The Pentagon says two U.S. coastal patrol boats were confronted by Iranian patrol boats in the Persian Gulf Wednesday, and one U.S. vessel fired warning shots into the water in response.

Pentagon spokesman Peter Cook said the U.S. crews acted appropriately to de-escalate the situation by firing three warning shots into the water, after the Iranian Revolutionary Guard Corps boats ignored flares and other attempts to establish contact with them.

"These steps are taken in order to make sure that our crew and our ship are able to protect themselves and prevent this from escalating into a more serious situation," said Cook, who said after the shots were fired the Iranian boats backed off.

The U.S. Navy vessels were identified at the USS Squall and USS Tempest, and Cook said Squall fired the warning shots. Cook said the destroyer USS Stout was also involved, but it wasn't immediately clear in what capacity.

The incident came a day after four Iranian patrol boats came within 300 yards of the destroyer USS Nitze in what the U.S. Navy described as an unprofessional high-speed intercept near the Strait of Hormuz.

In both cases, the U.S. vessels attempted to contact the Iranians by radio and got no response. Nitze sounded its horn and fire flares into the air.

It's the latest in a series of confrontations that the U.S. says are "extremely unprofessional and unnecessarily provocative," as well as in violation of recognized maritime "rules of the road" as spelled out in the 1972 Convention on the International Regulations for Preventing Collisions at Sea.

In December, Iran's navy fired unguided rockets less than a mile from the aircraft carrier USS Harry S. Truman as it was passing through the Strait of Hormuz. In January, 10 American sailors were taken captive when their two riverine boats strayed into Iranian waters near Farsi Island in the Persian Gulf.

Also in January, the U.S. says Iran flew an unarmed drone over a U.S. warship, a move that a U.S. Navy official called "abnormal and unprofessional."

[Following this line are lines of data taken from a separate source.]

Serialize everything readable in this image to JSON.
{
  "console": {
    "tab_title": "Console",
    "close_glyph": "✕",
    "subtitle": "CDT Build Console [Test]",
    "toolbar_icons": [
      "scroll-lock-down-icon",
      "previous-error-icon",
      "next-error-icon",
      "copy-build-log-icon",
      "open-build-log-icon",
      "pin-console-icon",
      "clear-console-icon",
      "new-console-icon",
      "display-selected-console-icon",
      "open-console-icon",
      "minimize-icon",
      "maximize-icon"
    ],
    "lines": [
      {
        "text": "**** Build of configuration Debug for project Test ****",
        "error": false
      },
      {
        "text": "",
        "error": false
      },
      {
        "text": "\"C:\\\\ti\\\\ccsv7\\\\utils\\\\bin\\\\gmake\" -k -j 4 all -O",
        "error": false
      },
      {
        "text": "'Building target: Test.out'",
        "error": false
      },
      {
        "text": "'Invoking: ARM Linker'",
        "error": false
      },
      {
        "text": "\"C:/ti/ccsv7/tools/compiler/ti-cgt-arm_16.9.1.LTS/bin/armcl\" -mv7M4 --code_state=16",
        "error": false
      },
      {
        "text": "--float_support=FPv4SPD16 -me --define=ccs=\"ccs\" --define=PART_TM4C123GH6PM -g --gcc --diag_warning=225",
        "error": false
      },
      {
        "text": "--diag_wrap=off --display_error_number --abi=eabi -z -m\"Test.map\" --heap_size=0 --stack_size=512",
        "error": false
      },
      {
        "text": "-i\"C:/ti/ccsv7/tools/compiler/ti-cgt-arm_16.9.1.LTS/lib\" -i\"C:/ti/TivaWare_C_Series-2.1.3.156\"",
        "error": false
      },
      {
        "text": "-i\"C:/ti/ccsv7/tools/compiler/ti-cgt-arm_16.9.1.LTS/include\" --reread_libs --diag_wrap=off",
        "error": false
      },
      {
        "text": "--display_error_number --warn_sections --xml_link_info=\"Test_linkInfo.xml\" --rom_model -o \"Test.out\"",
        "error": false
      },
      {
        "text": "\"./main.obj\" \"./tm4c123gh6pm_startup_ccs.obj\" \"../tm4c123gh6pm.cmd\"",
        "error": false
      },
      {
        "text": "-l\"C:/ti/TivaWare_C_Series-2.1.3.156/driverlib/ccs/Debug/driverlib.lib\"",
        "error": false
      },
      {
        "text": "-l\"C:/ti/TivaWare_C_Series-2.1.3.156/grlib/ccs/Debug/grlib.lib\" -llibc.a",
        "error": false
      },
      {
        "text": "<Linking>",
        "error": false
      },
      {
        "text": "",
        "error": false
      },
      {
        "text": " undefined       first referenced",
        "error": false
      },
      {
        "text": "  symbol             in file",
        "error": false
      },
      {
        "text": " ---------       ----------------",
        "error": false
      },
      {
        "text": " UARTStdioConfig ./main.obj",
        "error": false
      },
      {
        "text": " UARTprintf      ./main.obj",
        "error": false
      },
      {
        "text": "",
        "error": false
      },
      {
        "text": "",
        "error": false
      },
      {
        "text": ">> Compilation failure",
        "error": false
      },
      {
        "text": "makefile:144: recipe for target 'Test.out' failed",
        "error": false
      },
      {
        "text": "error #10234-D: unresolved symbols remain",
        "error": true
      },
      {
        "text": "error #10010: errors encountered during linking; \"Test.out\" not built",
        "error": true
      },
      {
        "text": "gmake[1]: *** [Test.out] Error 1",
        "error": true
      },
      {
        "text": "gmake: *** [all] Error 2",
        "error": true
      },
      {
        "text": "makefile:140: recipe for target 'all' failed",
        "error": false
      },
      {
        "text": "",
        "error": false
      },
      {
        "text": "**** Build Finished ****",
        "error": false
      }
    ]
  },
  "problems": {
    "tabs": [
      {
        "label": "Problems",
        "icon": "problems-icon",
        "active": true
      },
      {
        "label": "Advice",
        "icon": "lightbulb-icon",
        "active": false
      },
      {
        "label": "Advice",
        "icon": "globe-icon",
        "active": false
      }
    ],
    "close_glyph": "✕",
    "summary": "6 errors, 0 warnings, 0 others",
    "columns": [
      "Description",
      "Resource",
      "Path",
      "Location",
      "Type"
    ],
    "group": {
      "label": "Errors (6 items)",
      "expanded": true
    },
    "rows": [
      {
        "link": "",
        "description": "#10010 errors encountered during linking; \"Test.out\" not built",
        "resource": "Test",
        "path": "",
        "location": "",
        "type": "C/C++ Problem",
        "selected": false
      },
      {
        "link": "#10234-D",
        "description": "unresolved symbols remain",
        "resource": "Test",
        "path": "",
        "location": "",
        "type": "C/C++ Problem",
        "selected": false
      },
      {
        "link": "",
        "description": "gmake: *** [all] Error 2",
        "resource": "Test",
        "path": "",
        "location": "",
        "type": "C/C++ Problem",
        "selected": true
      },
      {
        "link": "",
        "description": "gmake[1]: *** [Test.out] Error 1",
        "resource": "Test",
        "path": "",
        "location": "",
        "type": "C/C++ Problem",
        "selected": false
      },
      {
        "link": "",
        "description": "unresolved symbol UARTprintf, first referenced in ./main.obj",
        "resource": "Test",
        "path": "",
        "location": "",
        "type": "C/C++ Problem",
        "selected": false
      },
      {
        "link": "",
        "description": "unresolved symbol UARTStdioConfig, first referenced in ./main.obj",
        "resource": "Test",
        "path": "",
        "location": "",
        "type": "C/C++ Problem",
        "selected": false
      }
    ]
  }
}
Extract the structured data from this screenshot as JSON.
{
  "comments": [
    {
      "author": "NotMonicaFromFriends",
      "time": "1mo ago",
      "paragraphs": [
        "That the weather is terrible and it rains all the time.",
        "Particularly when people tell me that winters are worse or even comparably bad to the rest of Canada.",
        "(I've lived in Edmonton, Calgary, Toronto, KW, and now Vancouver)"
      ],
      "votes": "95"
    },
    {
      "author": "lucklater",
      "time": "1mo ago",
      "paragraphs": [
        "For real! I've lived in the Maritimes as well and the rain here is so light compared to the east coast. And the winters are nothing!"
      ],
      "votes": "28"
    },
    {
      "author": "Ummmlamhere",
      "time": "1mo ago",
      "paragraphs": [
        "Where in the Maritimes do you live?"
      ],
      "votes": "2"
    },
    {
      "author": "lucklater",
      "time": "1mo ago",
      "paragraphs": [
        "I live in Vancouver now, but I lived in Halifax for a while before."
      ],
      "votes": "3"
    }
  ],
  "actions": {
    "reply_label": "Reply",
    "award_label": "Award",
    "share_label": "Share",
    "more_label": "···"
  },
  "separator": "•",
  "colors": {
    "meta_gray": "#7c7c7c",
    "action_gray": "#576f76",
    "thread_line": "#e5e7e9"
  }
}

Cook said reporters would have to ask Iran why it is harassing U.S. ships, saying the confrontations serve no purpose but to raise tensions.